It was such a satisfying process! Harry designed a classy Pat Garwood website, I started a Facebook page and Twitter profile, Joe designed the book covers and I launched myself into promotion and sales – an area I had never explored before. It has been a journey all of us have been involved in, and one of my biggest pleasures in this whole process has been seeing Mum find who she is as a widow – when so much of her life was spent in a partnership and looking after us.

It’s so easy for us to lose our creative selves as we give all our energy and attention to our families. I’m hoping my Mum’s tale might just show that age and lack of funds should never limit us and stop us reaching for the stars! Self-publishing makes so much possible that simply wasn’t before. If you feel you might have a story to tell, it’s time to set aside some time and tell it. I get a huge satisfaction from blogging the shifts and changes of my life since we moved to France almost 8 years ago. I really feel it helps me make sense of my life to chronicle it!  And what I’ve learned over the last few months is that there is so much wonderful support for indie-authors online. So, as the great prophet Nike said: ‘Just do it’!

Her new novel is a fascinating look at assisted suicide. Set in the near future, in a Britain where euthanasia is a legal choice for the terminally ill and the over seventies,  Best Way Out tells the story of a group of strangers who have chosen, for various reasons, to end their lives on their own terms at the private clinic, Leeway Lodge. Each chapter follows a character as they arrive at the clinic for their final evening, and then we go back to a formative moment or event in their past. It is a riveting read as the story switches from the present, where their inevitable final moment is fast approaching, to the glimpses into their youth, full of passion, intrigue, love, sadness and joy. It is a subject that Mum feels passionate about, and to follow these beautifully found characters as they play out their final hours, but where their death is entirely their choice is so refreshing.

If you want to find out when Best Way Out makes it to print (and ebook of course), sign up for the very occasional newsletter on Pat Garwood.com (you even get a free download of Keyne Island as a thank you for your support!)

Anyway, here’s a little taster from the opening of Walnuts, I hope you enjoy it:
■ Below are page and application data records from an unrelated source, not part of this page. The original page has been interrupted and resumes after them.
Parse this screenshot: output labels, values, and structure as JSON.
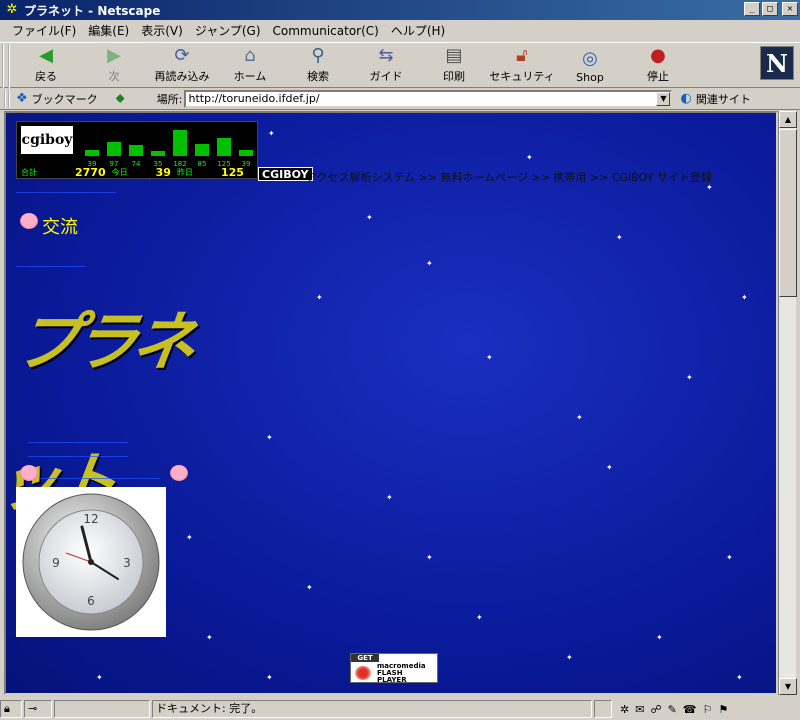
{
  "window": {
    "title": "プラネット - Netscape"
  },
  "menu": [
    "ファイル(F)",
    "編集(E)",
    "表示(V)",
    "ジャンプ(G)",
    "Communicator(C)",
    "ヘルプ(H)"
  ],
  "toolbar": [
    {
      "label": "戻る",
      "icon": "back-arrow-icon",
      "enabled": true
    },
    {
      "label": "次",
      "icon": "forward-arrow-icon",
      "enabled": false
    },
    {
      "label": "再読み込み",
      "icon": "reload-icon",
      "enabled": true
    },
    {
      "label": "ホーム",
      "icon": "home-icon",
      "enabled": true
    },
    {
      "label": "検索",
      "icon": "search-icon",
      "enabled": true
    },
    {
      "label": "ガイド",
      "icon": "guide-icon",
      "enabled": true
    },
    {
      "label": "印刷",
      "icon": "print-icon",
      "enabled": true
    },
    {
      "label": "セキュリティ",
      "icon": "lock-icon",
      "enabled": true
    },
    {
      "label": "Shop",
      "icon": "shop-icon",
      "enabled": true
    },
    {
      "label": "停止",
      "icon": "stop-icon",
      "enabled": true
    }
  ],
  "location": {
    "bookmark_label": "ブックマーク",
    "location_label": "場所:",
    "url": "http://toruneido.ifdef.jp/",
    "related_label": "関連サイト"
  },
  "page": {
    "counter": {
      "logo": "cgiboy",
      "bars": [
        39,
        97,
        74,
        35,
        182,
        85,
        125,
        39
      ],
      "total_label": "合計",
      "total": "2770",
      "today_label": "今日",
      "today": "39",
      "yesterday_label": "昨日",
      "yesterday": "125"
    },
    "cgiboy_badge": "CGIBOY",
    "cgiboy_text": "アクセス解析システム >> 無料ホームページ >> 携帯用 >> CGIBOY サイト登録",
    "section_title": "交流"
  },
  "status": {
    "text": "ドキュメント: 完了。"
  },
  "colors": {
    "bg_blue": "#0a1a9a",
    "title_yellow": "#ffff00",
    "link_blue": "#2050ff",
    "counter_green": "#00c000"
  }
}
Eileen Taylor was thirty-nine years old. She had a husband, two children, a new house and a headache. She made herself a cup of coffee and thought about the evening.

She and Keith had been asked over the road to have a few drinks with Michael and Penny, who lived opposite them. ‘Come about eight-thirty’ Penny had said. If there was one thing that threw Eileen into a state of instant depression it was the thought of a few drinks with Penny and Michael, or indeed anyone. She had a strong anti-social streak and whenever she and Keith were asked out, or whenever they found themselves having someone to dinner, she always wished that something would happen to prevent it. Given that, she also knew that once any of these occasions were actually happening, she quite often really enjoyed them. So she sat with her coffee, trying to reason with herself – she didn’t want to be a drag for Keith and she needed to think positively about Penny and Michael. …
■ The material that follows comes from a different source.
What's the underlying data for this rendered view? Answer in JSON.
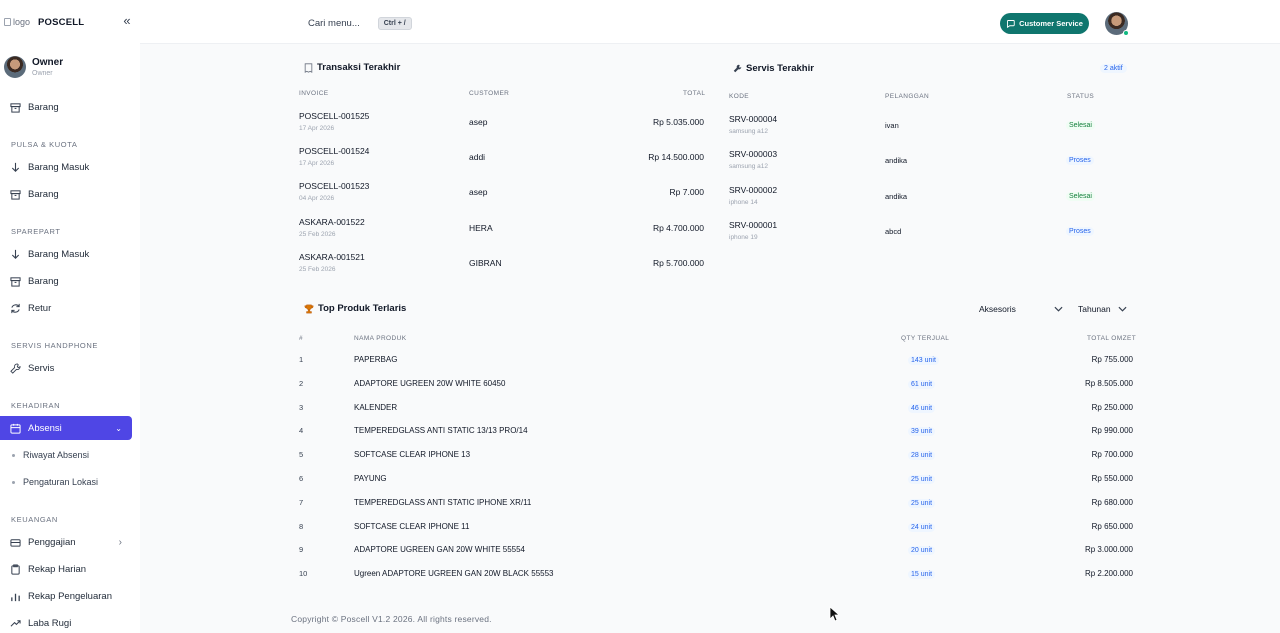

to find out more, go to : Pat Garwood.com

From me and Mum – thanks for reading!11061173_1044370695577468_5244621072326011391_n-1
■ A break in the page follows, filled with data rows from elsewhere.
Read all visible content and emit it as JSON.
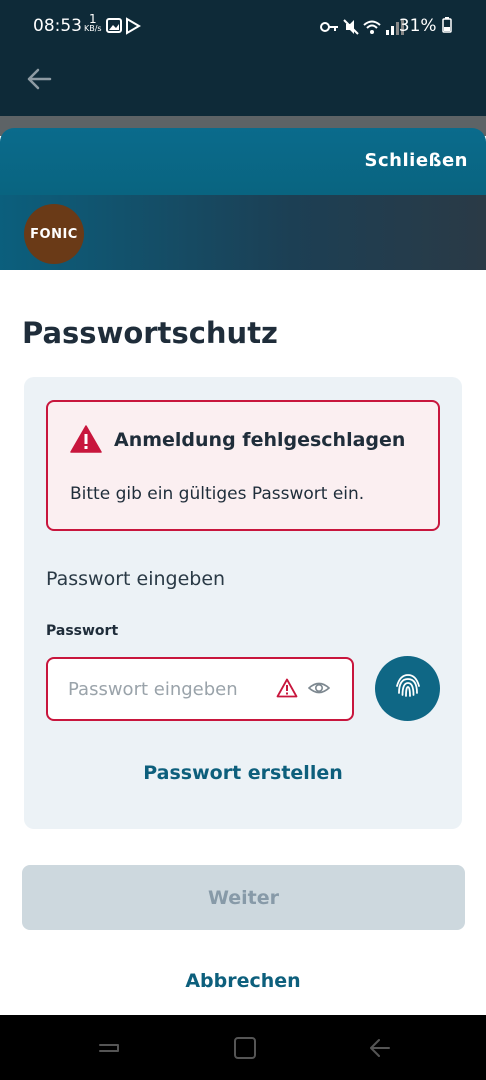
{
  "status_bar": {
    "time": "08:53",
    "kb_num": "1",
    "kb_unit": "KB/s",
    "battery": "31%"
  },
  "header": {
    "close_label": "Schließen",
    "logo_text": "FONIC"
  },
  "page_title": "Passwortschutz",
  "alert": {
    "title": "Anmeldung fehlgeschlagen",
    "message": "Bitte gib ein gültiges Passwort ein."
  },
  "form": {
    "section_label": "Passwort eingeben",
    "field_label": "Passwort",
    "password_placeholder": "Passwort eingeben",
    "password_value": "",
    "create_password_link": "Passwort erstellen"
  },
  "actions": {
    "continue_label": "Weiter",
    "cancel_label": "Abbrechen"
  },
  "colors": {
    "error": "#c8163d",
    "accent": "#0d5f7c",
    "fingerprint_button": "#0f6785",
    "disabled_button": "#cdd8de"
  },
  "icons": [
    "back-arrow-icon",
    "warning-icon",
    "eye-icon",
    "fingerprint-icon"
  ]
}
The Christmas Videos…and a happy new year!

IMG_9897It was a truly wonderful Christmas here this year – very relaxed, simple and calm – full of laughter and quietly precious family moments…. and an awful lot of (though I say it myself) fabulous food!  As is now an annual tradition,  Beth made a family video as our Christmas card, and  I just wanted to put a link to all the magnificent Christmas videos she has put together over the last 6 years.

It makes me smile from ear to ear to see the way she pieces together our year, and makes such a wonderful record for posterity – amazing to watch my children growing up so fast! So here is this years’s 2015 Christmas video, followed by the ones before… hope you enjoy them!

And here’s to a peaceful, successful 2016 full of love and laughter!

Then there was 2014:




and the first one in 2010: